**SUPPLIED RECORDS:**
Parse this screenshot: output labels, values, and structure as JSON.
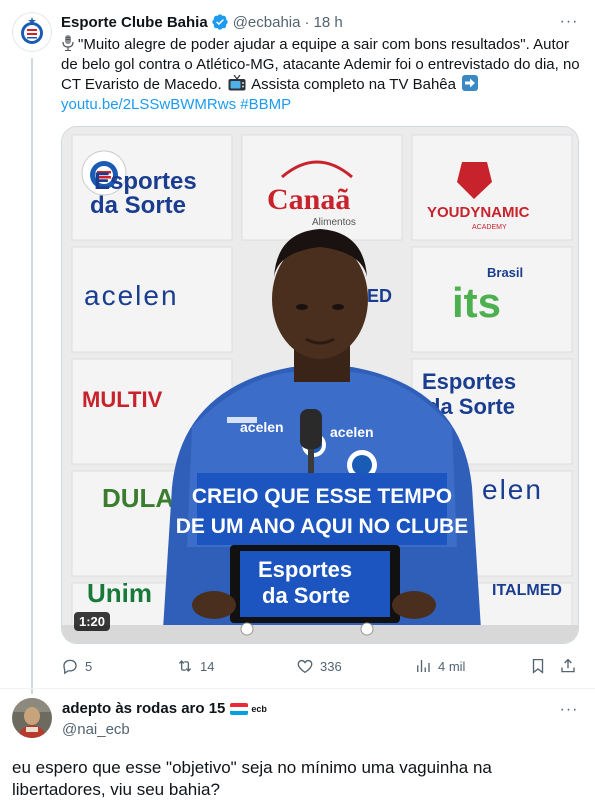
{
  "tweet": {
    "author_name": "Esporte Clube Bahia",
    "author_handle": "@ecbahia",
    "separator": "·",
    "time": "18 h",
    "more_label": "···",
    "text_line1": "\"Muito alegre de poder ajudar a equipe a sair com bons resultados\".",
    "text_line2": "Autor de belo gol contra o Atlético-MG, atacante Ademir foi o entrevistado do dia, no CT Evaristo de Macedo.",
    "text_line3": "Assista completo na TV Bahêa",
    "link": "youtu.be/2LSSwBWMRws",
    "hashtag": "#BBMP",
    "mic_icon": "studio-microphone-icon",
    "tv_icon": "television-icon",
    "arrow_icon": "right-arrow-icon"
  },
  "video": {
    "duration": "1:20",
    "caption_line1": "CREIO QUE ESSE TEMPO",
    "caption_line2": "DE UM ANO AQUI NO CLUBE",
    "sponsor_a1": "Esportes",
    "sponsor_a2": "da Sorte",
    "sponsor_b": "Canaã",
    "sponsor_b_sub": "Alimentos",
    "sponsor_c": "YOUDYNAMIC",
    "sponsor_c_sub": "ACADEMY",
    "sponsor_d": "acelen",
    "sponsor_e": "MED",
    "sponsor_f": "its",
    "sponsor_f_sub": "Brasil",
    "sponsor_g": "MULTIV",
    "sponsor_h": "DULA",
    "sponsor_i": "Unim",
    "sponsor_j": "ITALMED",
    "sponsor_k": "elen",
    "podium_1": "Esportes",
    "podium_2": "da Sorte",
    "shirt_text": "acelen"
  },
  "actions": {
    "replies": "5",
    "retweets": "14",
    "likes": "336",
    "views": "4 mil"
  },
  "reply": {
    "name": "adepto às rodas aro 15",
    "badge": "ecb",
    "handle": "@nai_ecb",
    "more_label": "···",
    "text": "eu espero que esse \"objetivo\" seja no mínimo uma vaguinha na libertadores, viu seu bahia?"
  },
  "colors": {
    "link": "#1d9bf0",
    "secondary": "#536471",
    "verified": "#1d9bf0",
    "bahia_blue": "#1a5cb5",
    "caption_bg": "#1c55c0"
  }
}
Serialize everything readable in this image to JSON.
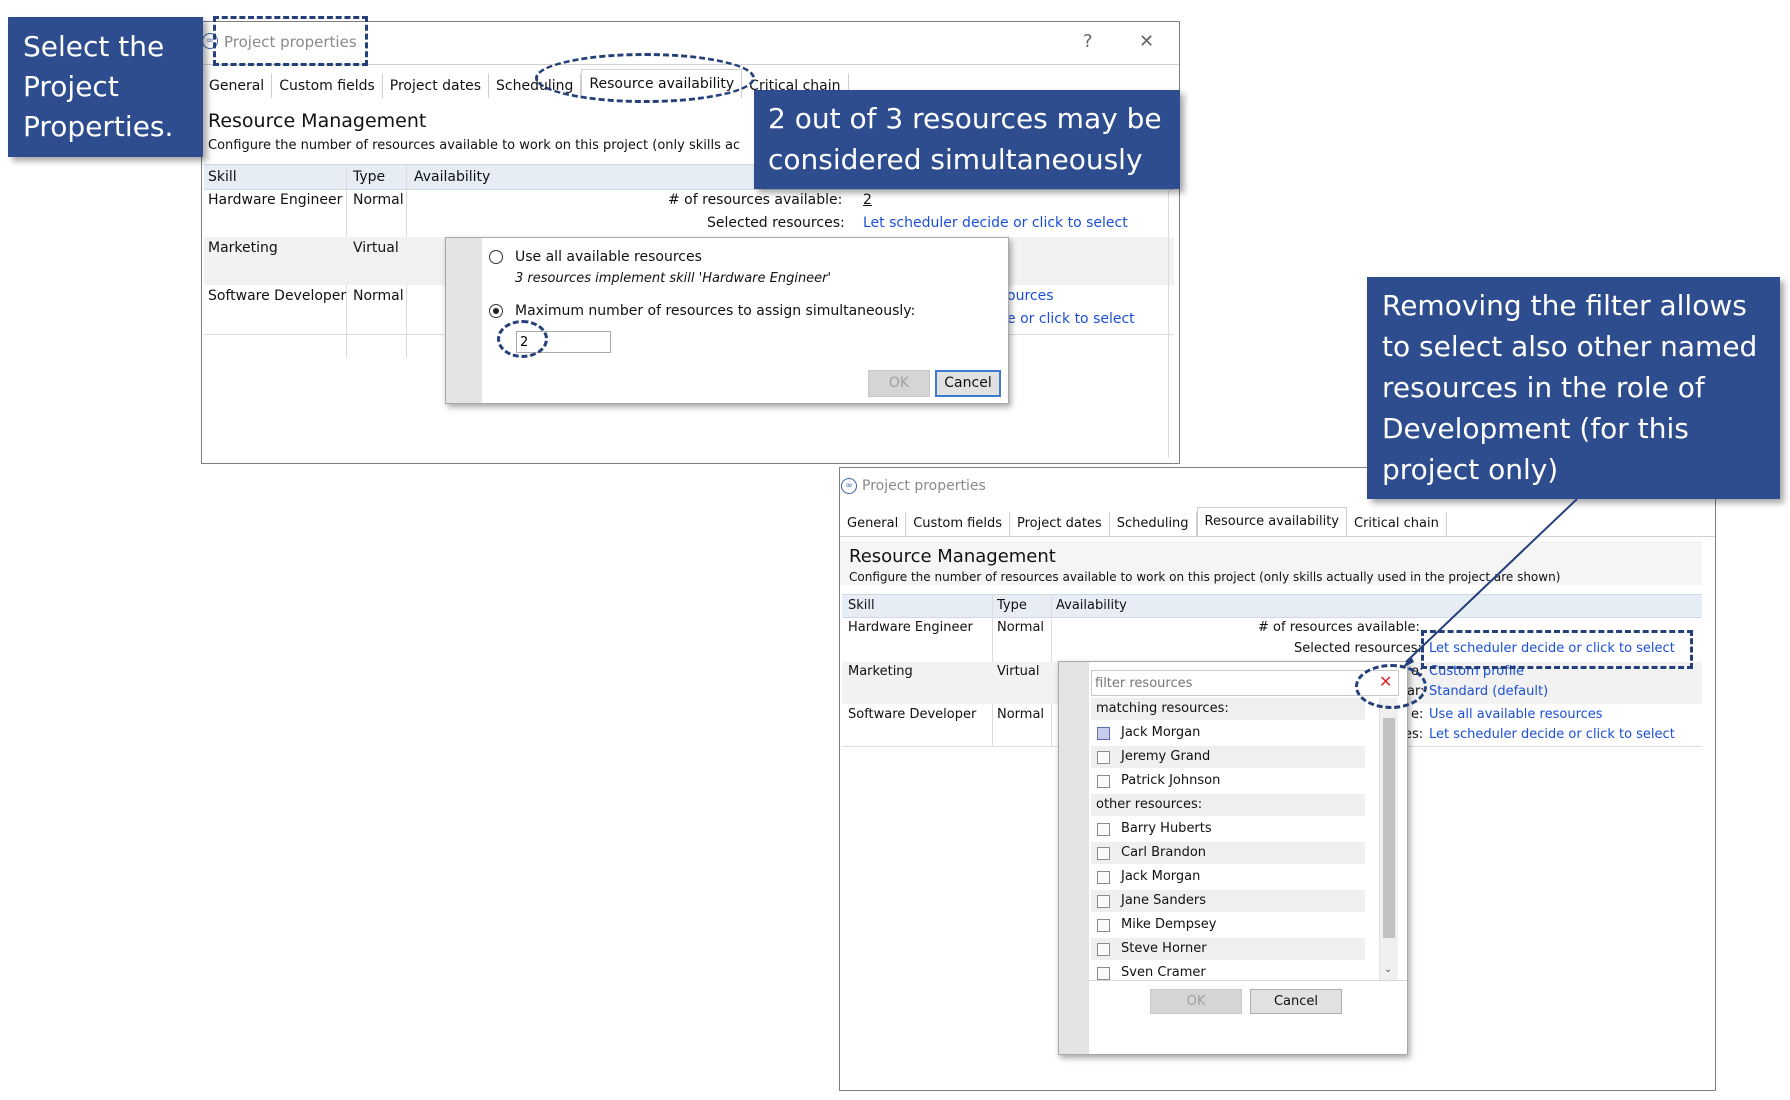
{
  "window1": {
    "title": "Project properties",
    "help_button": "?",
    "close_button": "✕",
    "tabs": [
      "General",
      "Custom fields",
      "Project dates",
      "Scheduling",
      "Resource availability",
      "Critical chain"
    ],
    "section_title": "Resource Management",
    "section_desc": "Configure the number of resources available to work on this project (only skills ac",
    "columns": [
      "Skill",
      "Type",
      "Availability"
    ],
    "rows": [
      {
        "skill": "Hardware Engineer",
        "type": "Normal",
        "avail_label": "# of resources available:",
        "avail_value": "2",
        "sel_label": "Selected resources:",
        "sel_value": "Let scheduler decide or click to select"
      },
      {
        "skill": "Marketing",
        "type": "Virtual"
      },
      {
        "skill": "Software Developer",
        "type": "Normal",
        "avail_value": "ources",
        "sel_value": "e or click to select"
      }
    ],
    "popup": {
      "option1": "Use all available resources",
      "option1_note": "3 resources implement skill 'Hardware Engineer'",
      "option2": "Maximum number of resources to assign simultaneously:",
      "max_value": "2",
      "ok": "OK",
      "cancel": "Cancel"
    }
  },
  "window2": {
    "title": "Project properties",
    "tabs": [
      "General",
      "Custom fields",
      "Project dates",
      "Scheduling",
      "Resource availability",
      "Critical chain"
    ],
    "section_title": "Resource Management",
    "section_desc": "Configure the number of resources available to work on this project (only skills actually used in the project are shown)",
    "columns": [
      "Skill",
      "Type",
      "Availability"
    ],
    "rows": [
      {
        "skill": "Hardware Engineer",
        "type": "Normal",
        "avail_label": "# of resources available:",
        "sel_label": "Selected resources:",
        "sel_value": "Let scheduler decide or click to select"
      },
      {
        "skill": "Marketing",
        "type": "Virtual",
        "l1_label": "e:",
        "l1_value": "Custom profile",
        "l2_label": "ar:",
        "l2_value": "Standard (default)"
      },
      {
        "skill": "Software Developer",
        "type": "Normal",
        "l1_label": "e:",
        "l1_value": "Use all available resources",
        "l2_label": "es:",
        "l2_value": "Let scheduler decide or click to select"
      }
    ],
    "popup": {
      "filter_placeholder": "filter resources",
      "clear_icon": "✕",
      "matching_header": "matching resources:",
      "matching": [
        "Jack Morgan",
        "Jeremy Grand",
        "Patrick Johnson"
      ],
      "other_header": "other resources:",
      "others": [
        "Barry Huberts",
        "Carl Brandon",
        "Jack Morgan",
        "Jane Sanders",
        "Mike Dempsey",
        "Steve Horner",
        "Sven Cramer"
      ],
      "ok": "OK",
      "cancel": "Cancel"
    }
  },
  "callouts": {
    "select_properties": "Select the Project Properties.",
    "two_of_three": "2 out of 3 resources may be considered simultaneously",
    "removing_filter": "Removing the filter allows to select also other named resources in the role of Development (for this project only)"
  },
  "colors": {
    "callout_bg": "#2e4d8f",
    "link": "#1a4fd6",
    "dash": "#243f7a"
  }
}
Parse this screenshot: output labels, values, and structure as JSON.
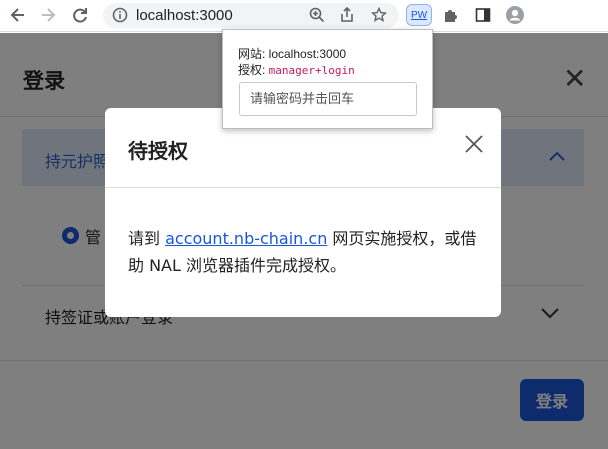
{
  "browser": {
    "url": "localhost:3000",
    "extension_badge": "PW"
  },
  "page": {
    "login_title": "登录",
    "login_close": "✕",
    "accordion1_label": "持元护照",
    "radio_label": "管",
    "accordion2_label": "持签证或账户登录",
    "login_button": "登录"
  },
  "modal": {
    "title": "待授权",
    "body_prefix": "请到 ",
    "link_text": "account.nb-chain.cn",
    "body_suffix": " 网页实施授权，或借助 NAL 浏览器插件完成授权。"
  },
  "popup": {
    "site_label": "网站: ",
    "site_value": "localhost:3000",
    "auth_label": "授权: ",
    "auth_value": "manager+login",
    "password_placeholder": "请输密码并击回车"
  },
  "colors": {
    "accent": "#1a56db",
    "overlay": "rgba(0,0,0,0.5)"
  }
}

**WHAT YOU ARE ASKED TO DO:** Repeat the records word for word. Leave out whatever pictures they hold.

**EXPECTED OUTPUT:**
Parse this screenshot: output labels, values, and structure as JSON.
{
  "tweet": {
    "author_name": "Esporte Clube Bahia",
    "author_handle": "@ecbahia",
    "separator": "·",
    "time": "18 h",
    "more_label": "···",
    "text_line1": "\"Muito alegre de poder ajudar a equipe a sair com bons resultados\".",
    "text_line2": "Autor de belo gol contra o Atlético-MG, atacante Ademir foi o entrevistado do dia, no CT Evaristo de Macedo.",
    "text_line3": "Assista completo na TV Bahêa",
    "link": "youtu.be/2LSSwBWMRws",
    "hashtag": "#BBMP",
    "mic_icon": "studio-microphone-icon",
    "tv_icon": "television-icon",
    "arrow_icon": "right-arrow-icon"
  },
  "video": {
    "duration": "1:20",
    "caption_line1": "CREIO QUE ESSE TEMPO",
    "caption_line2": "DE UM ANO AQUI NO CLUBE",
    "sponsor_a1": "Esportes",
    "sponsor_a2": "da Sorte",
    "sponsor_b": "Canaã",
    "sponsor_b_sub": "Alimentos",
    "sponsor_c": "YOUDYNAMIC",
    "sponsor_c_sub": "ACADEMY",
    "sponsor_d": "acelen",
    "sponsor_e": "MED",
    "sponsor_f": "its",
    "sponsor_f_sub": "Brasil",
    "sponsor_g": "MULTIV",
    "sponsor_h": "DULA",
    "sponsor_i": "Unim",
    "sponsor_j": "ITALMED",
    "sponsor_k": "elen",
    "podium_1": "Esportes",
    "podium_2": "da Sorte",
    "shirt_text": "acelen"
  },
  "actions": {
    "replies": "5",
    "retweets": "14",
    "likes": "336",
    "views": "4 mil"
  },
  "reply": {
    "name": "adepto às rodas aro 15",
    "badge": "ecb",
    "handle": "@nai_ecb",
    "more_label": "···",
    "text": "eu espero que esse \"objetivo\" seja no mínimo uma vaguinha na libertadores, viu seu bahia?"
  },
  "colors": {
    "link": "#1d9bf0",
    "secondary": "#536471",
    "verified": "#1d9bf0",
    "bahia_blue": "#1a5cb5",
    "caption_bg": "#1c55c0"
  }
}
Serialize everything readable in this image to JSON.
{
  "window1": {
    "title": "Project properties",
    "help_button": "?",
    "close_button": "✕",
    "tabs": [
      "General",
      "Custom fields",
      "Project dates",
      "Scheduling",
      "Resource availability",
      "Critical chain"
    ],
    "section_title": "Resource Management",
    "section_desc": "Configure the number of resources available to work on this project (only skills ac",
    "columns": [
      "Skill",
      "Type",
      "Availability"
    ],
    "rows": [
      {
        "skill": "Hardware Engineer",
        "type": "Normal",
        "avail_label": "# of resources available:",
        "avail_value": "2",
        "sel_label": "Selected resources:",
        "sel_value": "Let scheduler decide or click to select"
      },
      {
        "skill": "Marketing",
        "type": "Virtual"
      },
      {
        "skill": "Software Developer",
        "type": "Normal",
        "avail_value": "ources",
        "sel_value": "e or click to select"
      }
    ],
    "popup": {
      "option1": "Use all available resources",
      "option1_note": "3 resources implement skill 'Hardware Engineer'",
      "option2": "Maximum number of resources to assign simultaneously:",
      "max_value": "2",
      "ok": "OK",
      "cancel": "Cancel"
    }
  },
  "window2": {
    "title": "Project properties",
    "tabs": [
      "General",
      "Custom fields",
      "Project dates",
      "Scheduling",
      "Resource availability",
      "Critical chain"
    ],
    "section_title": "Resource Management",
    "section_desc": "Configure the number of resources available to work on this project (only skills actually used in the project are shown)",
    "columns": [
      "Skill",
      "Type",
      "Availability"
    ],
    "rows": [
      {
        "skill": "Hardware Engineer",
        "type": "Normal",
        "avail_label": "# of resources available:",
        "sel_label": "Selected resources:",
        "sel_value": "Let scheduler decide or click to select"
      },
      {
        "skill": "Marketing",
        "type": "Virtual",
        "l1_label": "e:",
        "l1_value": "Custom profile",
        "l2_label": "ar:",
        "l2_value": "Standard (default)"
      },
      {
        "skill": "Software Developer",
        "type": "Normal",
        "l1_label": "e:",
        "l1_value": "Use all available resources",
        "l2_label": "es:",
        "l2_value": "Let scheduler decide or click to select"
      }
    ],
    "popup": {
      "filter_placeholder": "filter resources",
      "clear_icon": "✕",
      "matching_header": "matching resources:",
      "matching": [
        "Jack Morgan",
        "Jeremy Grand",
        "Patrick Johnson"
      ],
      "other_header": "other resources:",
      "others": [
        "Barry Huberts",
        "Carl Brandon",
        "Jack Morgan",
        "Jane Sanders",
        "Mike Dempsey",
        "Steve Horner",
        "Sven Cramer"
      ],
      "ok": "OK",
      "cancel": "Cancel"
    }
  },
  "callouts": {
    "select_properties": "Select the Project Properties.",
    "two_of_three": "2 out of 3 resources may be considered simultaneously",
    "removing_filter": "Removing the filter allows to select also other named resources in the role of Development (for this project only)"
  },
  "colors": {
    "callout_bg": "#2e4d8f",
    "link": "#1a4fd6",
    "dash": "#243f7a"
  }
}
Parse this screenshot: output labels, values, and structure as JSON.
{
  "browser": {
    "url": "localhost:3000",
    "extension_badge": "PW"
  },
  "page": {
    "login_title": "登录",
    "login_close": "✕",
    "accordion1_label": "持元护照",
    "radio_label": "管",
    "accordion2_label": "持签证或账户登录",
    "login_button": "登录"
  },
  "modal": {
    "title": "待授权",
    "body_prefix": "请到 ",
    "link_text": "account.nb-chain.cn",
    "body_suffix": " 网页实施授权，或借助 NAL 浏览器插件完成授权。"
  },
  "popup": {
    "site_label": "网站: ",
    "site_value": "localhost:3000",
    "auth_label": "授权: ",
    "auth_value": "manager+login",
    "password_placeholder": "请输密码并击回车"
  },
  "colors": {
    "accent": "#1a56db",
    "overlay": "rgba(0,0,0,0.5)"
  }
}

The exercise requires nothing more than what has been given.